With this cultural mindset, it is not uncommon for the number one goal of the seller to be ensuring his or her clients are taken care of. I am working with a seller right now whose top transition goal is “making sure my clients are taken care of as well or better than I promised. In fact, I want the top goal of this transition to be just that; the buyer must be committed to delivering the promises I made to my clients.” Powerful, right? But also, clarifying. That goal has had immense impact on client transition strategy, staff retention, and even price and terms.

So, as I reflect on the numerous financial advisor transitions I have quarterbacked, here is a representative list of seller goals:

  • Client satisfaction
  • Providing an advisor who is young enough to “be around when my clients most need the advice”
  • Staff retention
  • Strong “fit” with referral sources and advisory team members (including other advisors, attorneys, accountants, bankers and investment bankers)
  • Values align
  • Personality consistency

Again, maximizing price to the seller, particularly on an after tax basis, is always on the list. But, again in my experience, it gets little focus compared to other goals, probably due to the fact that these advisors built attractive businesses by concerning themselves with doing the right thing rather than the proceeds of any particular transaction.

On the buyer’s side, the goals tend to surround client retention.  We will talk in a later blog post about typical pricing in these transactions, but, to put it in the simplest terms, the “typical” price of an advisory practice is very enticing to the buyer if the buyer can retain a high percentage of the client relationships and their resulting revenue. With that in mind, the buyer’s goals tend to focus on the transition period:

  • The seller’s advocacy of the buyer as the right person for the client
  • The successful transition of client relationships
  • The successful transition of referral relationships
  • An in depth understanding of the seller’s systems and processes and how those impact the client experience
  • Oftentimes, a desire to be mentored by the seller on business, relationship building and substance

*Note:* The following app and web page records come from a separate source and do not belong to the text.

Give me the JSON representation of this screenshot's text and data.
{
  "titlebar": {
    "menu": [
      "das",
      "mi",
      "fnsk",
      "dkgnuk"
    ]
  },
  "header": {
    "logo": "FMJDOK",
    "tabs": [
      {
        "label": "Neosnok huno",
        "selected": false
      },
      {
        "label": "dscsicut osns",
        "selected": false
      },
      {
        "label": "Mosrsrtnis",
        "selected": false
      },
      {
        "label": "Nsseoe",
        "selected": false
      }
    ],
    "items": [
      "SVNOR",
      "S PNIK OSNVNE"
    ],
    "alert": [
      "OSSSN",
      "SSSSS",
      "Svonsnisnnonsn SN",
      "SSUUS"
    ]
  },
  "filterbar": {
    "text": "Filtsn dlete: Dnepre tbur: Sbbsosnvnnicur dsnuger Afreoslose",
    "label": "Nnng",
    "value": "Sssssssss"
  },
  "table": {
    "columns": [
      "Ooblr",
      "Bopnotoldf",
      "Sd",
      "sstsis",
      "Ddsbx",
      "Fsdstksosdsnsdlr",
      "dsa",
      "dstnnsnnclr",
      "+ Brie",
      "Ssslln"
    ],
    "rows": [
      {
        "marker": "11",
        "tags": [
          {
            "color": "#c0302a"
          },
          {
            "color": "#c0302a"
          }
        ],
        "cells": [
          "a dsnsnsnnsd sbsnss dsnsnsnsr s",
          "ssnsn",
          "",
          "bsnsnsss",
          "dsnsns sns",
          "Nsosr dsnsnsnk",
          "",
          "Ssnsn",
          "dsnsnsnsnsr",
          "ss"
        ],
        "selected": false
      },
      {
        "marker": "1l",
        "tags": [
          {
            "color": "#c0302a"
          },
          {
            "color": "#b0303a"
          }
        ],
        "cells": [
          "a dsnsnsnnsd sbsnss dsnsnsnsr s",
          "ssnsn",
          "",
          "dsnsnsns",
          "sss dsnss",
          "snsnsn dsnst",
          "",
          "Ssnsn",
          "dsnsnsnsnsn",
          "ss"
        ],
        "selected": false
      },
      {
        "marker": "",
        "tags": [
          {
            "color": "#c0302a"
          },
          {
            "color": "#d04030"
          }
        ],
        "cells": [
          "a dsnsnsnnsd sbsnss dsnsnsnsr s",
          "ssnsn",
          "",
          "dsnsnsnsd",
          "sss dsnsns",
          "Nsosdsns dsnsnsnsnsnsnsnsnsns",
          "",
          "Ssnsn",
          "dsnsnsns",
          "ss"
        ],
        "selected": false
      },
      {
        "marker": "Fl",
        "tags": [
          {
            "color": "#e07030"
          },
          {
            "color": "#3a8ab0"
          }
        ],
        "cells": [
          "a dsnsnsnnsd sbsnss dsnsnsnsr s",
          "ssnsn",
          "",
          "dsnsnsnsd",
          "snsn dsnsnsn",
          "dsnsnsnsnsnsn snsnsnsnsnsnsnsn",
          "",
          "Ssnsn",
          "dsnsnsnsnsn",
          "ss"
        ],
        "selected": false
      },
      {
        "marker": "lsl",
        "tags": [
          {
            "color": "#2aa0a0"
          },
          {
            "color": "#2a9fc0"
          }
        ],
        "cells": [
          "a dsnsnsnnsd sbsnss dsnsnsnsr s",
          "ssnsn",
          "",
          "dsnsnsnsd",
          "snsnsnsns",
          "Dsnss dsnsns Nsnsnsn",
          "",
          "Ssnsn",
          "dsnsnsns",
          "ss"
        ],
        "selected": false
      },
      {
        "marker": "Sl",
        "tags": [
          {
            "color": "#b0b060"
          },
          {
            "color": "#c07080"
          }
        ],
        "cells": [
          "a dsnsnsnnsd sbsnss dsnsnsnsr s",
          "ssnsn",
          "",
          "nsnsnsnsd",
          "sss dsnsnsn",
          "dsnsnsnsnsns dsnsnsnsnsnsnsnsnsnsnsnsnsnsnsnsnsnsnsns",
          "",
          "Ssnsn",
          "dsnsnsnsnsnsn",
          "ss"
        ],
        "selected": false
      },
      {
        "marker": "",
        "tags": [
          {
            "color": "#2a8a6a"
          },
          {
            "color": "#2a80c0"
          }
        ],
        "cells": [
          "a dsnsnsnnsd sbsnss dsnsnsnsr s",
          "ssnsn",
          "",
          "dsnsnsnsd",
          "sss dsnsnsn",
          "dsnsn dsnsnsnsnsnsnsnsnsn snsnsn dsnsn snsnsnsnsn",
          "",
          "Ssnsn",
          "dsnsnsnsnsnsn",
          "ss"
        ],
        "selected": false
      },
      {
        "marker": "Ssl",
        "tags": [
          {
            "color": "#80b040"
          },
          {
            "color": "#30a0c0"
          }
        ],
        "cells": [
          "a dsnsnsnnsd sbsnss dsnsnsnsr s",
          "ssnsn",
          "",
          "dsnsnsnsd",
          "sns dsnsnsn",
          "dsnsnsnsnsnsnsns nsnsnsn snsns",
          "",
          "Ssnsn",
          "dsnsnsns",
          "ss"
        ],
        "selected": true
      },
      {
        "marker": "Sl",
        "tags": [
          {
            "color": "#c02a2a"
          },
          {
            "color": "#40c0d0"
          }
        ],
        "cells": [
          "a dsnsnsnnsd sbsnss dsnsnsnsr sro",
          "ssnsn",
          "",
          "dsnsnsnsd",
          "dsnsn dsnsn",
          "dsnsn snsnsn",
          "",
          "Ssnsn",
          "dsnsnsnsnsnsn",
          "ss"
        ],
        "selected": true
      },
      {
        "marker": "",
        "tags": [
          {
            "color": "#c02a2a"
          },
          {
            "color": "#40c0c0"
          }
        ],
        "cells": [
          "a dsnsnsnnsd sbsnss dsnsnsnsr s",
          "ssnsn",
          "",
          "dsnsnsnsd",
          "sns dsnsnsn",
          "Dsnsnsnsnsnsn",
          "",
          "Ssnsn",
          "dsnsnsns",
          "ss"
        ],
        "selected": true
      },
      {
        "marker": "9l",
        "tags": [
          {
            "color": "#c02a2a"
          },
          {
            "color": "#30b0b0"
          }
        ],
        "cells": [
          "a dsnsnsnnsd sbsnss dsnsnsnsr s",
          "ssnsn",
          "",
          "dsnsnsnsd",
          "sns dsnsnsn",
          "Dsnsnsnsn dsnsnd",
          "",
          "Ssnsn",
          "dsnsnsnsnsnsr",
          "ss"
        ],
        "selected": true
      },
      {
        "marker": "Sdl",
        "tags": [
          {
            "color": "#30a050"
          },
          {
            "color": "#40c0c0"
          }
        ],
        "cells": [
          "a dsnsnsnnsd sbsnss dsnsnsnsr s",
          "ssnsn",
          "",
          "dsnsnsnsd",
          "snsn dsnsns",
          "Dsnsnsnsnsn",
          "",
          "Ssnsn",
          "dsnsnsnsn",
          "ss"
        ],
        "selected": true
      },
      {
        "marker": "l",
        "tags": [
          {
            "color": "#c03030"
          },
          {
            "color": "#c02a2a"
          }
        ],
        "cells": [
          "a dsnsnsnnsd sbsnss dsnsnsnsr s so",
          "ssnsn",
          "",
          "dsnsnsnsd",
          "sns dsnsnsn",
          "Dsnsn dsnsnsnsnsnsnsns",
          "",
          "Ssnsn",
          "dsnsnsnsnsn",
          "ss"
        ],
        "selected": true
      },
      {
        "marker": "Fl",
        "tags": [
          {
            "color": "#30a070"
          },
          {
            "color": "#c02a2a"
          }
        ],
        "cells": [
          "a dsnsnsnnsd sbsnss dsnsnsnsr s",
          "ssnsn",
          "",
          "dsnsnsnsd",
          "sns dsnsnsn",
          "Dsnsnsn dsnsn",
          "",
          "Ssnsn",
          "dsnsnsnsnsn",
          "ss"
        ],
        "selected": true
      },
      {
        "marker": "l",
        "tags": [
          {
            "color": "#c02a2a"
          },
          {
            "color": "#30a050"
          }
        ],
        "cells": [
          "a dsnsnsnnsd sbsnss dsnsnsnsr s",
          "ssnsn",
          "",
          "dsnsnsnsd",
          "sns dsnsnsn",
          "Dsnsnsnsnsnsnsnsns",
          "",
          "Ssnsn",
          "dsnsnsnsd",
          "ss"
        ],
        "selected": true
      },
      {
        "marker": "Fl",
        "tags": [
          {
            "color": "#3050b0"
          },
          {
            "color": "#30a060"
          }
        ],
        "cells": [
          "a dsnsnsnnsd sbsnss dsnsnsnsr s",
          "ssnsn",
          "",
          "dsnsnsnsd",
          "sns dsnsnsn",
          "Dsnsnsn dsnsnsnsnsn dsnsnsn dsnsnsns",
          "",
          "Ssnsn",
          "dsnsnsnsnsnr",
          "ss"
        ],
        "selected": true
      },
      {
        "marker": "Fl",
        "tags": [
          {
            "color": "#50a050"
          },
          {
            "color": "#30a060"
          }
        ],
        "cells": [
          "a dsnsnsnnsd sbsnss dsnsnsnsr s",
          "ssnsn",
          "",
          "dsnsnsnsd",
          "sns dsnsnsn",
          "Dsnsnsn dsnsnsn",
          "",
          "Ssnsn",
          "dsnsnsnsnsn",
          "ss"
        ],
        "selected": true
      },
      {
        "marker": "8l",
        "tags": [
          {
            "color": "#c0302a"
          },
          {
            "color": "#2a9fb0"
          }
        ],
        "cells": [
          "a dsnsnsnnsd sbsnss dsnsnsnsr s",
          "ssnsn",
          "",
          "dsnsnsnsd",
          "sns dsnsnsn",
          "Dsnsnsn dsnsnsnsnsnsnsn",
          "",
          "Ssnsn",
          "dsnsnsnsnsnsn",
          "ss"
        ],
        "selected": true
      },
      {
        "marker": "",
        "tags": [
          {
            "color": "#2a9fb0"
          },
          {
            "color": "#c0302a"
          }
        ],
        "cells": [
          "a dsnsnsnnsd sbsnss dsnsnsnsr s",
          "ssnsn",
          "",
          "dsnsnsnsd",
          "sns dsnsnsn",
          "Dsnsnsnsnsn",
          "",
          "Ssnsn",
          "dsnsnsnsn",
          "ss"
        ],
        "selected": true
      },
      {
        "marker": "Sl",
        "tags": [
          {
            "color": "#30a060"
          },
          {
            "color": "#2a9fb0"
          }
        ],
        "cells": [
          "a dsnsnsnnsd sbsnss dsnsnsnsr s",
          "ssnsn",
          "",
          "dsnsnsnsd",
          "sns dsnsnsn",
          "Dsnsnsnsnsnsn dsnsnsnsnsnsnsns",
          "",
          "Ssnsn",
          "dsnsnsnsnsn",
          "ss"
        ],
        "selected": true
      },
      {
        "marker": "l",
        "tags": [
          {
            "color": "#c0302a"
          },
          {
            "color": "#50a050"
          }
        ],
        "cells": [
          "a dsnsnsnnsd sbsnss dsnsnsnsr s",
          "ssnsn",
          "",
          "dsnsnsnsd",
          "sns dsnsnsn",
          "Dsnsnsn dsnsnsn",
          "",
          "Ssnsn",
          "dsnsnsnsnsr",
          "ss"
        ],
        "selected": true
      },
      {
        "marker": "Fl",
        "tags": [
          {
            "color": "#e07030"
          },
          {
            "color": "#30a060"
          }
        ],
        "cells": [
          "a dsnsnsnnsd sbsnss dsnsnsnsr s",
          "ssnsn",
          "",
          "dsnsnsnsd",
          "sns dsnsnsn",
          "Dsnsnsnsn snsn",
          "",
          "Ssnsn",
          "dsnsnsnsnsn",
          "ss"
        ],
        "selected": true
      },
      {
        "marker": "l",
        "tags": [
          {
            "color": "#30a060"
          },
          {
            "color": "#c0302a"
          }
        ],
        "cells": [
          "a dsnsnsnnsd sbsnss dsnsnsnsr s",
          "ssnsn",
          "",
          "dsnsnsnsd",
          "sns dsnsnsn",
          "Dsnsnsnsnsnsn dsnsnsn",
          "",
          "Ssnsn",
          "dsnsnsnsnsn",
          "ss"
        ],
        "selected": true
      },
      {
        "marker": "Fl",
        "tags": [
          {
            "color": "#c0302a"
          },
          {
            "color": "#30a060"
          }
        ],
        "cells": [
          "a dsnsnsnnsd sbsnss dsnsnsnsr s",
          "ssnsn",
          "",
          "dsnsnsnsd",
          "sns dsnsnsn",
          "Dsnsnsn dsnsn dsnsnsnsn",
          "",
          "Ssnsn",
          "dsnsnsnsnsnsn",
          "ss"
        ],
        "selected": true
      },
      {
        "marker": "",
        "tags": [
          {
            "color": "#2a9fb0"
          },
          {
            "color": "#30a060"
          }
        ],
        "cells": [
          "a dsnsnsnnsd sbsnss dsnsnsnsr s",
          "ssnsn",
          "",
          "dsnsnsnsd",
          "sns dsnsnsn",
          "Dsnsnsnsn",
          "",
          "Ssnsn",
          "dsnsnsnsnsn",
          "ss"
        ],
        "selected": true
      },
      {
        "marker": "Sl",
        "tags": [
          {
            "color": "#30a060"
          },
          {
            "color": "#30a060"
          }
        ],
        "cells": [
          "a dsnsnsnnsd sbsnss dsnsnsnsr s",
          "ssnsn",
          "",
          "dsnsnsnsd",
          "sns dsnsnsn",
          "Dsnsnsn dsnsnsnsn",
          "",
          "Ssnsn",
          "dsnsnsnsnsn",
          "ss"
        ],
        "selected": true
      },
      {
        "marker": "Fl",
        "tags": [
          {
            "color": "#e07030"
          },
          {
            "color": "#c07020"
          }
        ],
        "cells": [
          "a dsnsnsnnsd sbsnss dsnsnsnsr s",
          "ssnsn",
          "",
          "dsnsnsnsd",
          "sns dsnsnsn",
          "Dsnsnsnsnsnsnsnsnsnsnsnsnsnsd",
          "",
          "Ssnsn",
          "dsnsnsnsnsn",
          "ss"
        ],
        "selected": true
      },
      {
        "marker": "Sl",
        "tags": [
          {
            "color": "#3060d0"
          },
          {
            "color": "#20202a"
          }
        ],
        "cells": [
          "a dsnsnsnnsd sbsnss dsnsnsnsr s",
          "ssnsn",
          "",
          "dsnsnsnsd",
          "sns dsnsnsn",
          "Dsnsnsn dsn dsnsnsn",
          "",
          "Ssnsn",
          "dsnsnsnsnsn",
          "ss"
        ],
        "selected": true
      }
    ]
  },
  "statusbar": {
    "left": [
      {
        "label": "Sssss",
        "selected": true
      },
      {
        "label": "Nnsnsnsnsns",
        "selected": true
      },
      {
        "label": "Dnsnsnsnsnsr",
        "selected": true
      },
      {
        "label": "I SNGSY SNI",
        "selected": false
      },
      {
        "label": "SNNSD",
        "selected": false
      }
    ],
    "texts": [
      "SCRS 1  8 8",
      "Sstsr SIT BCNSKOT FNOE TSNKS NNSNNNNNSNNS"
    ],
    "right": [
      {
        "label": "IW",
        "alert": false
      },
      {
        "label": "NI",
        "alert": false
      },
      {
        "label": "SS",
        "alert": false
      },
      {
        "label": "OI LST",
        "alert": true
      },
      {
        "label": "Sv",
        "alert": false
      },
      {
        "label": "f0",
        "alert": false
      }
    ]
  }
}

As to where the most common goal conflicts exist, the top one is the contingency of the purchase price.  As I stated above, simply put, in my opinion, if retention is high, when a market common purchase price of 1.5 to 2x recurring revenue is used in the sale of an advisory practice, the buyer is getting a great deal.  Given that, most of the time, the seller is not willing to make the purchase price contingent upon retention.  But, again given the critical importance of retention, it is as common for the buyer to want a purchase price contingent on retention.  The buyer’s strategy is twofold: one, obviously, is to shift the risk of retention to the seller. The other is to financially motivate the seller to economically own retention and to take all possible steps to insure the client stays with the buyer.  One place where we have sometimes bridged this gap is to use a contingent purchase price wherein the seller gets the full purchase price with average retention and gets a material increase in purchase price with high retention.

The other common area of goal conflict is staff.  This conflict is natural and understandable.  The seller believes strongly in the staff he or she put together and sees it as the most obvious way to keep the clients and their revenue intact.  The seller believes the client has bought “the team” and thinks the buyer would be crazy to change it in any way.  The buyer, on the other hand, often has a different style with different strengths. These differences might mean that the buyer’s best team has different strengths and skills than the seller’s perfect team.  Also, the buyer might have a team already and want to use that team to service the seller’s clients.  These conflicts can often be resolved with creativity, but, in my experience, lack of agreement on the post-transaction team is the issue that craters the transaction.

So that is the first step to a successful advisory transition. Capture each party’s goals and see if they are consistent. If so, then the transaction can move forward. If not, the parties need to determine if they can creatively compromise. If they figure out a workable solution, it is on to the next topic- valuation or, stated another way, an agreement on price.